While dolomotic lime might be emulsifiable in water, or even whatever dissolved exactly means, does that mean it is directly usable for the plant or must it pass through and be composted by the biota prior to becoming a usable molecule? And if lime as a rock or powder is not directly absorbable by roots, would calcium nitrate, which I understand is one - if not the- soluble forms of calcium for that small quick fix?
I had a flash just now reading this, and it was only after I used the lime I read another article that said you can use powdered milk as well. Probably a bit more expensive, but maybe more likely to be absorbed?
I did read that eggshells need to compost for months before becoming usable, but that lime was immediately available for roots to uptake. I am no expert, but I can post a link if I can find it.
 

Ridgerunner

Garden Master
Joined
Mar 20, 2009
Messages
7,432
Reaction score
7,126
Points
377
Location
Southeast Louisiana Zone 9A
Its my understanding that minerals have to undergo enzymatic digestion before becoming useful to plants. Its a poo factor.
Seedcorn is probably the best pretty active member to address that. I certainly don't understand enough of the details to give a good answer. My understanding is that, for most nutrients, the roots release something that separates the ions from the soil so they can be transported into the plant and distributed. They have to be in a chemical condition that allows the ions to be separated. The basic minerals form compounds, often with hydrogen and oxygen, so the bonds need to be weak enough that whatever the roots release can separate those ions. The soil pH has a big effect on this too.

I don't see where there is any requirement that these minerals undergo enzymatic digestion to be in the proper form to be used. The plant roots don't care how the nutrients got into the proper form, just that they are. I'm pretty sure nature can create the right compounds without digestion, though digestion would be a process to do that. That digestion would come about by the bugs that live in compost and make it work. The nutrients in dead plants and dead animals are not in a condition to be absorbed by the roots and they need to (compost, rot, or break down, choose one) and the bugs do that. My guess is that is what they are talking about, converting dead plans and animals to usable form. But lightning can create some of those compounds out of thin air. I'm sure nature has other ways.

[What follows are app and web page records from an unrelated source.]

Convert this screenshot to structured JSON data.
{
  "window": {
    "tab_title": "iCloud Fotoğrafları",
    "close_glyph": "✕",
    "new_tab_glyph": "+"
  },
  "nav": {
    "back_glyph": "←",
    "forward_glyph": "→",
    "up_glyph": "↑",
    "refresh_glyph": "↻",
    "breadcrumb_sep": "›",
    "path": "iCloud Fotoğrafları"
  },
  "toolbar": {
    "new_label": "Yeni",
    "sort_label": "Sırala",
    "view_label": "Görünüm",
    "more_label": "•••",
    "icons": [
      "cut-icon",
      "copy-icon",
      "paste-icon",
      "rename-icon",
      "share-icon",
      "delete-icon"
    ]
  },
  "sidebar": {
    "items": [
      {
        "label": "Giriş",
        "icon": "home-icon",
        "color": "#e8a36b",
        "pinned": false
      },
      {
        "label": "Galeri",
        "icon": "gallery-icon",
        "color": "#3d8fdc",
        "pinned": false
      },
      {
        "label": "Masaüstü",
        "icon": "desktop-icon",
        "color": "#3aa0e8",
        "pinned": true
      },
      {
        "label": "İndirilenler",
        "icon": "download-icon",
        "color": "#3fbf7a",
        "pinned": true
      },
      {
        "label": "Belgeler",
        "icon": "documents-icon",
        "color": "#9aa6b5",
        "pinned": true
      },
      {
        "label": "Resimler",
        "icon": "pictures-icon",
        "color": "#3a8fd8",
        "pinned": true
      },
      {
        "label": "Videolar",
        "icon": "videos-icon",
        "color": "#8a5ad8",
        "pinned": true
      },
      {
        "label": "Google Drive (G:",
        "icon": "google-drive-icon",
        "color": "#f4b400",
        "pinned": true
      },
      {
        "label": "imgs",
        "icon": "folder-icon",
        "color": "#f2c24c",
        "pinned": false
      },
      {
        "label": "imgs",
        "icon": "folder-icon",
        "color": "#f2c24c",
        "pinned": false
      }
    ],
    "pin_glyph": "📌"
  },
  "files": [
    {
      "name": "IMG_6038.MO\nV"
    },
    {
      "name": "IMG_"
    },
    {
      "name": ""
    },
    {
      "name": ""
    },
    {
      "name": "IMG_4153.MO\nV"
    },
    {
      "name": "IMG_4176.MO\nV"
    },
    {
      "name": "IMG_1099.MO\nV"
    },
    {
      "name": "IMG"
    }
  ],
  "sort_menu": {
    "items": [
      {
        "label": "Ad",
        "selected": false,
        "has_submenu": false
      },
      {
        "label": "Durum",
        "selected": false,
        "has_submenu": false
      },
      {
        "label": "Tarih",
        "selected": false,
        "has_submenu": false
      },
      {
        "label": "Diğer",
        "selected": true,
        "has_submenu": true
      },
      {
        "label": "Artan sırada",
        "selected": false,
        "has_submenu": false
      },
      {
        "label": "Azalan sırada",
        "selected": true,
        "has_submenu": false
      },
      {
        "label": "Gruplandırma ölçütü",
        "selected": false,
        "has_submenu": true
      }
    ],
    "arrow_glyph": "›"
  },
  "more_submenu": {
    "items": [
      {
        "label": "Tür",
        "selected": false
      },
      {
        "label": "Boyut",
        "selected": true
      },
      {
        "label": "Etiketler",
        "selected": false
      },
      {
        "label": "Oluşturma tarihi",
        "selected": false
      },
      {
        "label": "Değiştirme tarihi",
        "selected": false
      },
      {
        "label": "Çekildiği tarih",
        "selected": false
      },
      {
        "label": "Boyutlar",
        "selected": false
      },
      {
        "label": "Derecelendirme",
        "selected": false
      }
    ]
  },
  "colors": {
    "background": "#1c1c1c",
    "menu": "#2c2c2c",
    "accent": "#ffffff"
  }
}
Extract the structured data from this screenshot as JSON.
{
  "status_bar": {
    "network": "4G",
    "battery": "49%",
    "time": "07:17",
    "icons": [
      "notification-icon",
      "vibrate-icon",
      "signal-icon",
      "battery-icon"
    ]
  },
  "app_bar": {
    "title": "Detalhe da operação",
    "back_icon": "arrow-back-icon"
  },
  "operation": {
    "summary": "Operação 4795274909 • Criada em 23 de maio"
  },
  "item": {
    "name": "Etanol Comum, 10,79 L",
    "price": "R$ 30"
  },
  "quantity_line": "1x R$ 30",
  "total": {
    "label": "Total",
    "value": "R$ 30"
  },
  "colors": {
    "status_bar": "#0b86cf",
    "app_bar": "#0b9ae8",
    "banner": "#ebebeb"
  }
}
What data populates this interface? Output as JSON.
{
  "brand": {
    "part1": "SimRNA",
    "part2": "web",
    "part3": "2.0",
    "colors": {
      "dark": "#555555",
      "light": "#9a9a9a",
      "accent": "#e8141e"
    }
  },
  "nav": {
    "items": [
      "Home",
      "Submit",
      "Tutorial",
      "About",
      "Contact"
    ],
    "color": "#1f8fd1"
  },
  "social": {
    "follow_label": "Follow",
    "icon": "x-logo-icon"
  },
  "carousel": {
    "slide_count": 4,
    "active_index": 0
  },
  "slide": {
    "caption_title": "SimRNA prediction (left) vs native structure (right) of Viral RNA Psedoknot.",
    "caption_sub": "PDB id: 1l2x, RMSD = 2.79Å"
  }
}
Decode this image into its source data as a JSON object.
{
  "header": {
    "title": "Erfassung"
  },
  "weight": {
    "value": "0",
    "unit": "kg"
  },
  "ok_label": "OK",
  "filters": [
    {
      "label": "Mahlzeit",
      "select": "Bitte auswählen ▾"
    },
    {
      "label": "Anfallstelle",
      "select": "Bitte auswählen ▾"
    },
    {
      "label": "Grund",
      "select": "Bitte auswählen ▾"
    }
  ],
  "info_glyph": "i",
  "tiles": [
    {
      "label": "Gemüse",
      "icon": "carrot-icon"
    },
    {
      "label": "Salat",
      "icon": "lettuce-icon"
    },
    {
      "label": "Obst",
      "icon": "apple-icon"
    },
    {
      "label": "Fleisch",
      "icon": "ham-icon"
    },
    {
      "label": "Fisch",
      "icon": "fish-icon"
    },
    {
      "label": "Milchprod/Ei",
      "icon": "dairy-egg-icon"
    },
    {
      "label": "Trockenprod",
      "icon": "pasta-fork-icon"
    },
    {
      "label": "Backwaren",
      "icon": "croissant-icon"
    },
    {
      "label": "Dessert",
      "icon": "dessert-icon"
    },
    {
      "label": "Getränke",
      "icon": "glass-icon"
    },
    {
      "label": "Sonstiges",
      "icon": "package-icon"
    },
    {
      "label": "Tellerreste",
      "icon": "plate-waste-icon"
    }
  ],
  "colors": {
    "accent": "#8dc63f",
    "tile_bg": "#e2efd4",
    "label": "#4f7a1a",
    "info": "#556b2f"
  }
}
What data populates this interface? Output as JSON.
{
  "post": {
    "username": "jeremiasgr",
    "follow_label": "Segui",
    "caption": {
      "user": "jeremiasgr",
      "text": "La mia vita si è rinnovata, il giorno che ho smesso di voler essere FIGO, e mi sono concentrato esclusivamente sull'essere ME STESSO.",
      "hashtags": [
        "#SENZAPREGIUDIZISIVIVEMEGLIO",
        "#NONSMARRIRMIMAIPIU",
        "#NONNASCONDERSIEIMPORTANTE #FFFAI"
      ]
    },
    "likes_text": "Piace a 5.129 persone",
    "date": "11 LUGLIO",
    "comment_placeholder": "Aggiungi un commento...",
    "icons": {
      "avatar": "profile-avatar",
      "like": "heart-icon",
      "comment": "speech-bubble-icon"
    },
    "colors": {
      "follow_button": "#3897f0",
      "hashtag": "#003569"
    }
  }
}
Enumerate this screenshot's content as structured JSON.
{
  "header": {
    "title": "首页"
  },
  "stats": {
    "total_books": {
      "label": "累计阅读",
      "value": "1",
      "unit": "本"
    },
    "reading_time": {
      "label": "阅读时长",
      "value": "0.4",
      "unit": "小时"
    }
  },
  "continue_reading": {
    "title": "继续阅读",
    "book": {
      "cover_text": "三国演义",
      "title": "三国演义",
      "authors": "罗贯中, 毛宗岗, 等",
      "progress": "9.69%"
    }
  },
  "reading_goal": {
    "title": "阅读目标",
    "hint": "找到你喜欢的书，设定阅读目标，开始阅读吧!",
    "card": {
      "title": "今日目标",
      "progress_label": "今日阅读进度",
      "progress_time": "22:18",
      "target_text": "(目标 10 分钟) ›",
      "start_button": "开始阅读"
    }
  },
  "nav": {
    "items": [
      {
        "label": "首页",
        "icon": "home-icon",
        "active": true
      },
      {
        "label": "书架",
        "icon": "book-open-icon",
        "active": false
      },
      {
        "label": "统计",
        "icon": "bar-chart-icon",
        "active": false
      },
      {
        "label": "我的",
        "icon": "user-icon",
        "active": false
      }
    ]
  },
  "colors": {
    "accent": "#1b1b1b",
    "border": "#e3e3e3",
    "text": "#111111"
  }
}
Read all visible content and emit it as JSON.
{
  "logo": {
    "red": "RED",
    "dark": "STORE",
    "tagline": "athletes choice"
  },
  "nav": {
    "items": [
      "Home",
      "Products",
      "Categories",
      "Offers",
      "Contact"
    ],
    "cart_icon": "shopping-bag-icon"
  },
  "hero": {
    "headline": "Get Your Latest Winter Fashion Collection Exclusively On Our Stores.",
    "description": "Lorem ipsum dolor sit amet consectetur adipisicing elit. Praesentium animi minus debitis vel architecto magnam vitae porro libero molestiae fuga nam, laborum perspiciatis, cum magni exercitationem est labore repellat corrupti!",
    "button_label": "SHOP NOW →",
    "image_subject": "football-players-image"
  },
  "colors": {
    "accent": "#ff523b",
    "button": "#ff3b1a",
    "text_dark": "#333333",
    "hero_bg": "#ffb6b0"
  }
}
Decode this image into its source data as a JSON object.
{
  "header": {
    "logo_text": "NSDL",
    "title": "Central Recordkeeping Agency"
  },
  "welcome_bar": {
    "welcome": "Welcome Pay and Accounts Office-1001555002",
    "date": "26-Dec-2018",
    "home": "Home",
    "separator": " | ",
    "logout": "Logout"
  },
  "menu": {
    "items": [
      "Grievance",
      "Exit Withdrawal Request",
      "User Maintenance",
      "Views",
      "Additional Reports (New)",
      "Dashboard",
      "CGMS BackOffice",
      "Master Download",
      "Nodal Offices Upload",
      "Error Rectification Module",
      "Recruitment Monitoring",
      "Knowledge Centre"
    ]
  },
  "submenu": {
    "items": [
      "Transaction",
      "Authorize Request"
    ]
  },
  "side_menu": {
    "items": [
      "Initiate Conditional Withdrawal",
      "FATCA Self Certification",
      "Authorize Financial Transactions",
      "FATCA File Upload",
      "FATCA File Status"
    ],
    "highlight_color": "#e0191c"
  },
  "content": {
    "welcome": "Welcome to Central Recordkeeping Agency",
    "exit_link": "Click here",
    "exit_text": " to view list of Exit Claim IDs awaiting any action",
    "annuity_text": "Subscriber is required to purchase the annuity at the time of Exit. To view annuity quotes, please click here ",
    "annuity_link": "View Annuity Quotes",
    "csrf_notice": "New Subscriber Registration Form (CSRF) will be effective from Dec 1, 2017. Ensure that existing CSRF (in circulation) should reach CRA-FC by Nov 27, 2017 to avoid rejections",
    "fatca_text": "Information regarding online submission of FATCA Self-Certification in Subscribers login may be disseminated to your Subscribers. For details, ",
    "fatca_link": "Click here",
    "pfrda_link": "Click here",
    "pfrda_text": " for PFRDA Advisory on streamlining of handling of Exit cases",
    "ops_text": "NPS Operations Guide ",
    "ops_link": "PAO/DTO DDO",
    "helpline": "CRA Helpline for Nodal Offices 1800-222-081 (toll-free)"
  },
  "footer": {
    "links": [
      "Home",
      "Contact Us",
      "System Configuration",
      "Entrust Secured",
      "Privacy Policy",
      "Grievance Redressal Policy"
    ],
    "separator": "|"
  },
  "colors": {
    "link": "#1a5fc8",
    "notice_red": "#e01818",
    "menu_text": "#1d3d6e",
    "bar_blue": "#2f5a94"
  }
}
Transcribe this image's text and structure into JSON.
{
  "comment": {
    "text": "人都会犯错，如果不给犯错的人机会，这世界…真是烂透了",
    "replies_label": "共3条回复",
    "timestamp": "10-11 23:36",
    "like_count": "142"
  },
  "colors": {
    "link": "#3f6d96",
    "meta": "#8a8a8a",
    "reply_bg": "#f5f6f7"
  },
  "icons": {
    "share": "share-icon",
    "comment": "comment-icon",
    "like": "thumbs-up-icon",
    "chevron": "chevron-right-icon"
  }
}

This thread started talking about blossom end rot. That's caused by not enough calcium getting to the fruit blossom end. That does not mean there is not enough calcium in the soil, it means there is not enough calcium getting to the fruit. High pH can tie calcium up in compounds that the plant cannot use. Adding calcium like lime can raise pH. That's good in a highly acidic soil, not good in an alkaline soil. The way the plant gets calcium to the fruit (leaves too) is it's absorbed by the roots and transported to the fruit where the moisture transpires, sort of evaporates, leaving the calcium behind. The typical reason you get blossom end rot is that the soil is so dry not enough moisture is being taken up and the end of the fruit is the end of the journey. The fruit blossom end is starved for calcium. Managing moisture in the soil is important, mulching can help. Don't forget that if you suddenly go from a dry soil to a wet soil the fruit is likely to split, especially tomatoes.

There can be other causes. Maybe you don't have enough usable calcium in the soil (a soils analysis is supposed to look at usable calcium, not total calcium). Clay soils usually have plenty of calcium available, sandy soils often don't. If the humidity is so high the water cannot transpire so it doesn't leave enough calcium behind. But usually it is dry soil.

@seedcorn , how badly did I butcher this? Please feel free to correct my mistakes.
 

seedcorn

Garden Master
Joined
Jun 21, 2008
Messages
8,853
Reaction score
7,669
Points
397
Location
NE IN
You are 100%. Blossom rot is a calcium deficiency. Why the calcium deficiency is always the $1M question.

You explained perfectly why soil needs to be in good shape as nutrients are best utilized through roots-not through leaves. Roots feed the plant, leaves make the energy from sunlight, nutrients are stored in plant and fruit-which we eat. Need a tomato sandwich....
 

Latest posts

Top